§ TASK GOAL
Your task is to copy every line of the entries that contains "капсул".

RECORDS SHOWN START

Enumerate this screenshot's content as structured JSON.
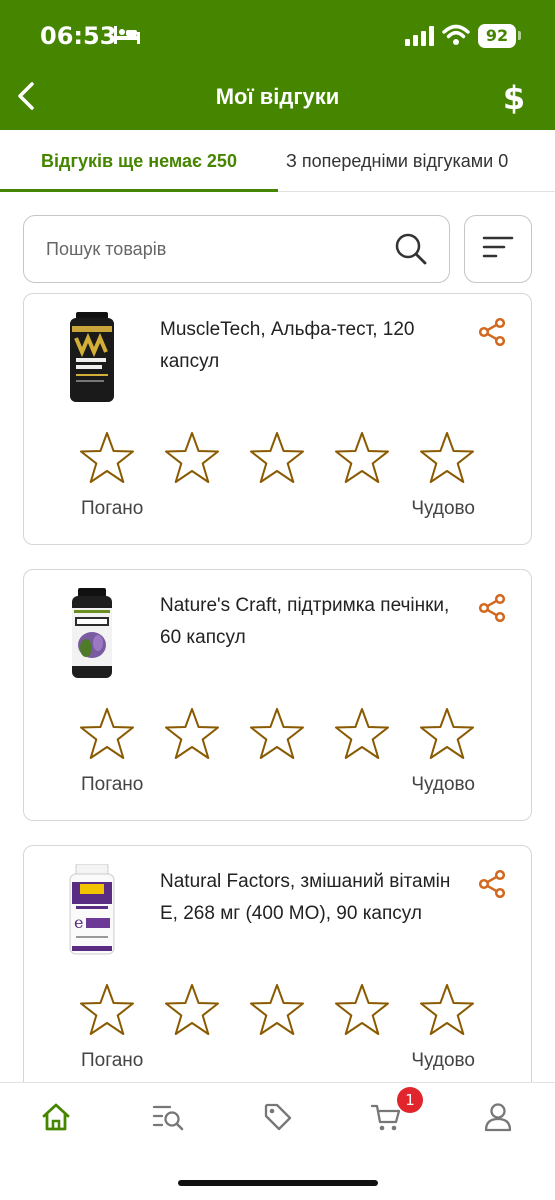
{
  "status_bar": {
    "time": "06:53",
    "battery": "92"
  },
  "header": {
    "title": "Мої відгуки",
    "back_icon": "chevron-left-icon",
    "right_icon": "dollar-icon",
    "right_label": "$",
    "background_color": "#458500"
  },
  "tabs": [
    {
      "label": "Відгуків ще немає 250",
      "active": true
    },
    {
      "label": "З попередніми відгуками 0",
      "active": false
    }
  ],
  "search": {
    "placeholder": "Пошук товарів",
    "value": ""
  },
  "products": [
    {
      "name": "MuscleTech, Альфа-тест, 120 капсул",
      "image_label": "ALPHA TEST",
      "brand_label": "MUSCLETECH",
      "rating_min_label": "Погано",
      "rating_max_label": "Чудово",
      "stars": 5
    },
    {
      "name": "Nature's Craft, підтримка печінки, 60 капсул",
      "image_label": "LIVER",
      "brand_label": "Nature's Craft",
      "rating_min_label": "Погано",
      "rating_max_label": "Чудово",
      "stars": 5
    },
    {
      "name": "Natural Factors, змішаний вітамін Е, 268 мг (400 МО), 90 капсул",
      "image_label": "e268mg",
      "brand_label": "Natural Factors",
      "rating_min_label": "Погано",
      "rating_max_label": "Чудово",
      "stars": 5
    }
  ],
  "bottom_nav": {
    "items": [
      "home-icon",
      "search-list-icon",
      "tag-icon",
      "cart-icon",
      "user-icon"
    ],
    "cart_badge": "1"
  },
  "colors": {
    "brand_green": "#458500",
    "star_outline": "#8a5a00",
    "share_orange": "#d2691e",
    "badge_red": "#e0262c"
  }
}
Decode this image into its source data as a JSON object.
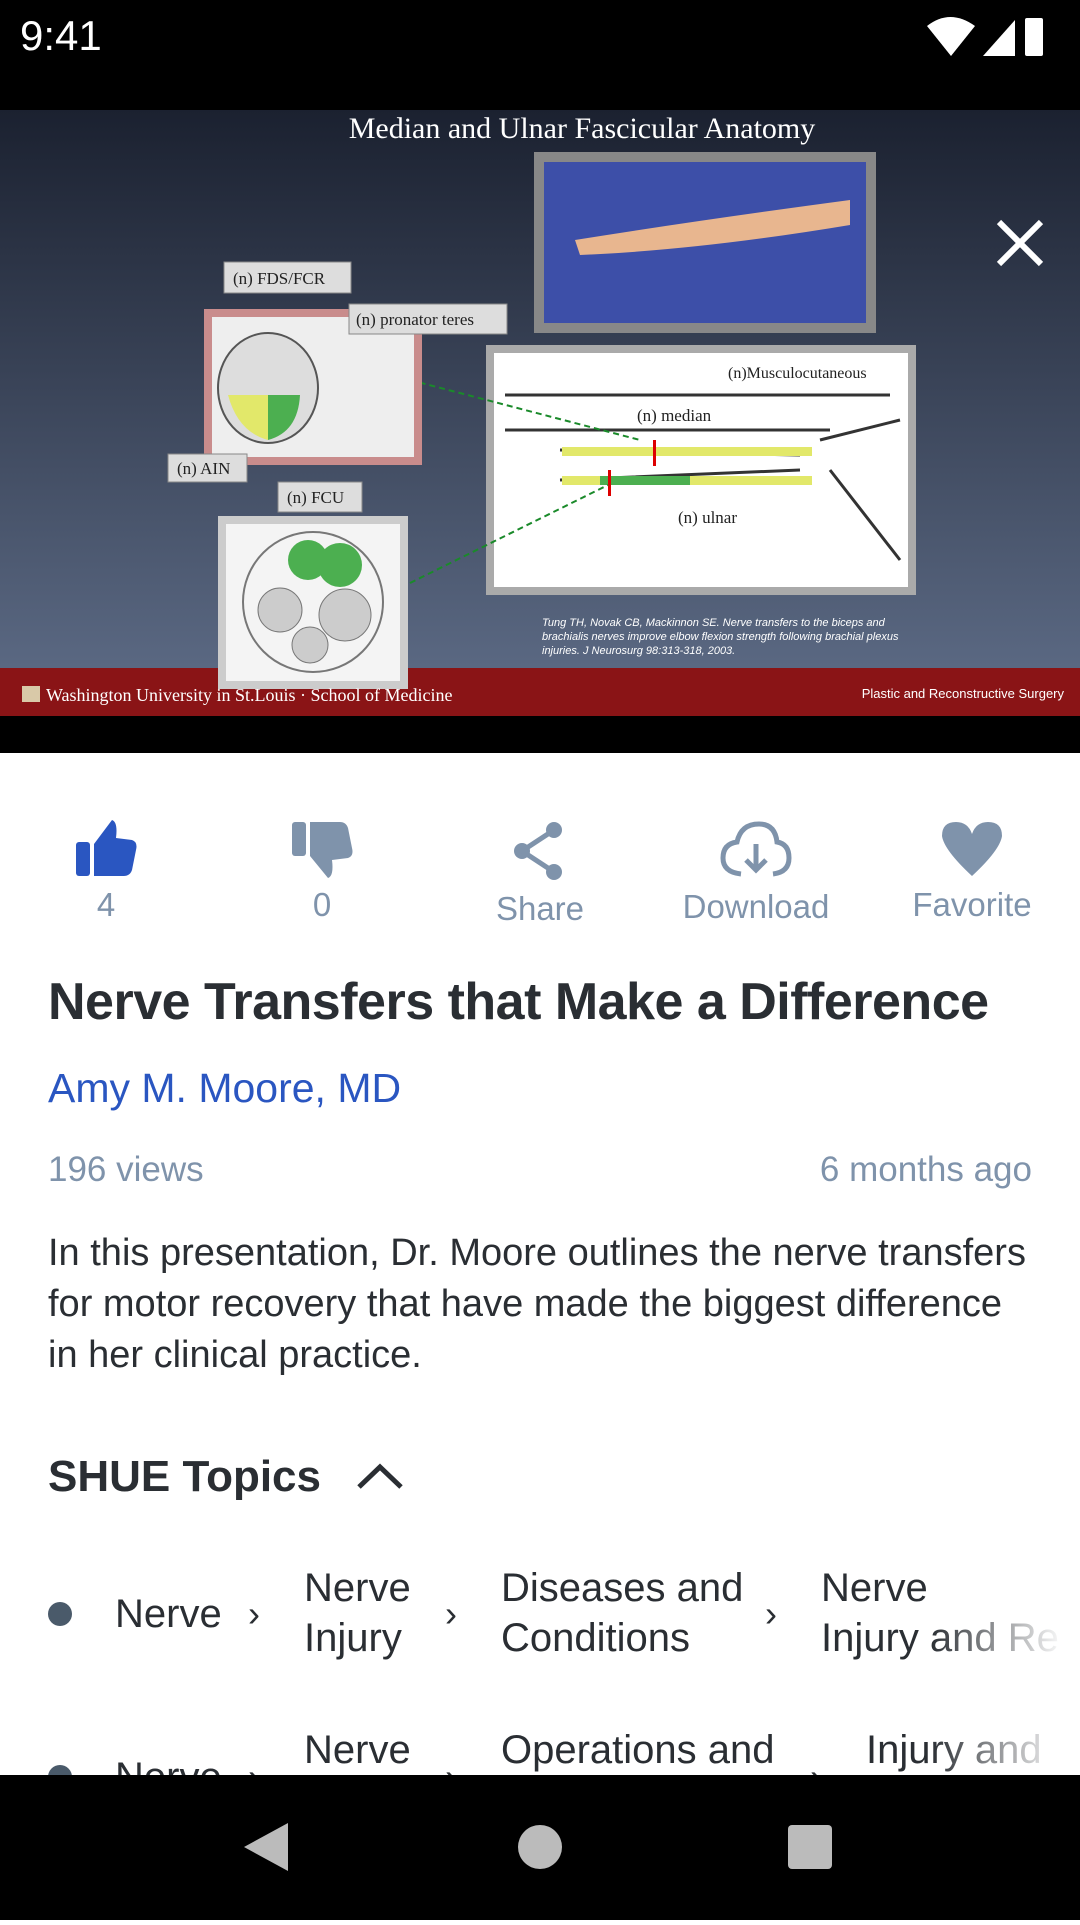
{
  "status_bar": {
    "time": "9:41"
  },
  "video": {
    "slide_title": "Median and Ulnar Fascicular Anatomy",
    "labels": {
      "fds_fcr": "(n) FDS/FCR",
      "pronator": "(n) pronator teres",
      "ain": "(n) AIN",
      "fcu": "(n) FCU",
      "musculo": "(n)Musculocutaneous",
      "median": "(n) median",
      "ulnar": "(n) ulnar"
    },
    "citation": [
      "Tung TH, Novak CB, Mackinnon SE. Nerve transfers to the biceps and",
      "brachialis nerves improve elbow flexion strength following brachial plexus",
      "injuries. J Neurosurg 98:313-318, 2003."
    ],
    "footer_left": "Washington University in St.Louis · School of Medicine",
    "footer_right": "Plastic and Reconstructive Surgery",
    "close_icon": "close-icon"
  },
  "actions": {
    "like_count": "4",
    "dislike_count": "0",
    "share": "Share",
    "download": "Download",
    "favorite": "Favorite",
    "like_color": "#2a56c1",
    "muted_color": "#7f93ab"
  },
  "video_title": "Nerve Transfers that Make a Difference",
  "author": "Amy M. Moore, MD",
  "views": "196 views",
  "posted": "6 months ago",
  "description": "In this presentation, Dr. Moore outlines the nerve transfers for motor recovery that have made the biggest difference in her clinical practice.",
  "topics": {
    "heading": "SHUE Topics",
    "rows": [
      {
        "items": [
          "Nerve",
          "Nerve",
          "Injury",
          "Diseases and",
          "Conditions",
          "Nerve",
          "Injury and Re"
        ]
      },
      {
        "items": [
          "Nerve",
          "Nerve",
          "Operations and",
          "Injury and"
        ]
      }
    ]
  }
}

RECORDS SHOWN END
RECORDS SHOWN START

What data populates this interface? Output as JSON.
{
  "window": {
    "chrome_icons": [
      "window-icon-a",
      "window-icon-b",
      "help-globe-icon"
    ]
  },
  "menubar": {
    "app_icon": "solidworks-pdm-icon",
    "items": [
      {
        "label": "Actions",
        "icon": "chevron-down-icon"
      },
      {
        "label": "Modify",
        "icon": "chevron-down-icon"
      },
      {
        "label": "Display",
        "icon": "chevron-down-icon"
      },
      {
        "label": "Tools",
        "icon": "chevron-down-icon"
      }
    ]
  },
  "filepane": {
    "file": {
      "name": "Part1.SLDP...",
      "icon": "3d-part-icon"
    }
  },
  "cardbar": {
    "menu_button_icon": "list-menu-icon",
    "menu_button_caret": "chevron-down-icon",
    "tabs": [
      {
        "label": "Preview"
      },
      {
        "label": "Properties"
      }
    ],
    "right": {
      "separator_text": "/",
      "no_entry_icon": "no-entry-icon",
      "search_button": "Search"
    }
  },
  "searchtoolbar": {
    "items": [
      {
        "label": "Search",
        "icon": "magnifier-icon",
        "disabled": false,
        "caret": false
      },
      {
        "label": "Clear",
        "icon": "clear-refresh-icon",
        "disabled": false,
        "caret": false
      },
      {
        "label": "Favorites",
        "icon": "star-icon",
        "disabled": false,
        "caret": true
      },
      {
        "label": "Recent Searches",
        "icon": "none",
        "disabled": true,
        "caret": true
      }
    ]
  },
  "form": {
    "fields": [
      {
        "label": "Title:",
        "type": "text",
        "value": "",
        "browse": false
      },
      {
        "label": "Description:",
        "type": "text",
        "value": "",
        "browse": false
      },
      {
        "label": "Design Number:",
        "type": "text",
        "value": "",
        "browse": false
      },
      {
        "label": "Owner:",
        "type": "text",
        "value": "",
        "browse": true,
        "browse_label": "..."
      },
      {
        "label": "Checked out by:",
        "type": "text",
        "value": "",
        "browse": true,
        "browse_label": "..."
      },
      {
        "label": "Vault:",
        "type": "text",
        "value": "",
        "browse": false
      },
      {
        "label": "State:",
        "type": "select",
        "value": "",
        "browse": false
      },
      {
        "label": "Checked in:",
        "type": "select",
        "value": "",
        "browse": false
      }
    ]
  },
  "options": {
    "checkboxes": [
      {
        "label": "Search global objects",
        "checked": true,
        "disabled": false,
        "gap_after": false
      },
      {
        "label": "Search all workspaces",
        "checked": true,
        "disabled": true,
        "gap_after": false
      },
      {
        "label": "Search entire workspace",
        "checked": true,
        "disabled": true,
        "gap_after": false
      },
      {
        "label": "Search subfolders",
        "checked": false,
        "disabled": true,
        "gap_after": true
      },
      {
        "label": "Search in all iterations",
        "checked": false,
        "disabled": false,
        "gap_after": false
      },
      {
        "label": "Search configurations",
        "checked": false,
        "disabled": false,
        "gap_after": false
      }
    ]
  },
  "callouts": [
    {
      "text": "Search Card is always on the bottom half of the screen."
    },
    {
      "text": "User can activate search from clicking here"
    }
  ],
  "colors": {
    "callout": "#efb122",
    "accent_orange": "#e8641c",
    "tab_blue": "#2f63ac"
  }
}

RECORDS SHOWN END

§ SOLUTION TO THE PROBLEM
      "name": "MuscleTech, Альфа-тест, 120 капсул",
      "name": "Nature's Craft, підтримка печінки, 60 капсул",
      "name": "Natural Factors, змішаний вітамін Е, 268 мг (400 МО), 90 капсул",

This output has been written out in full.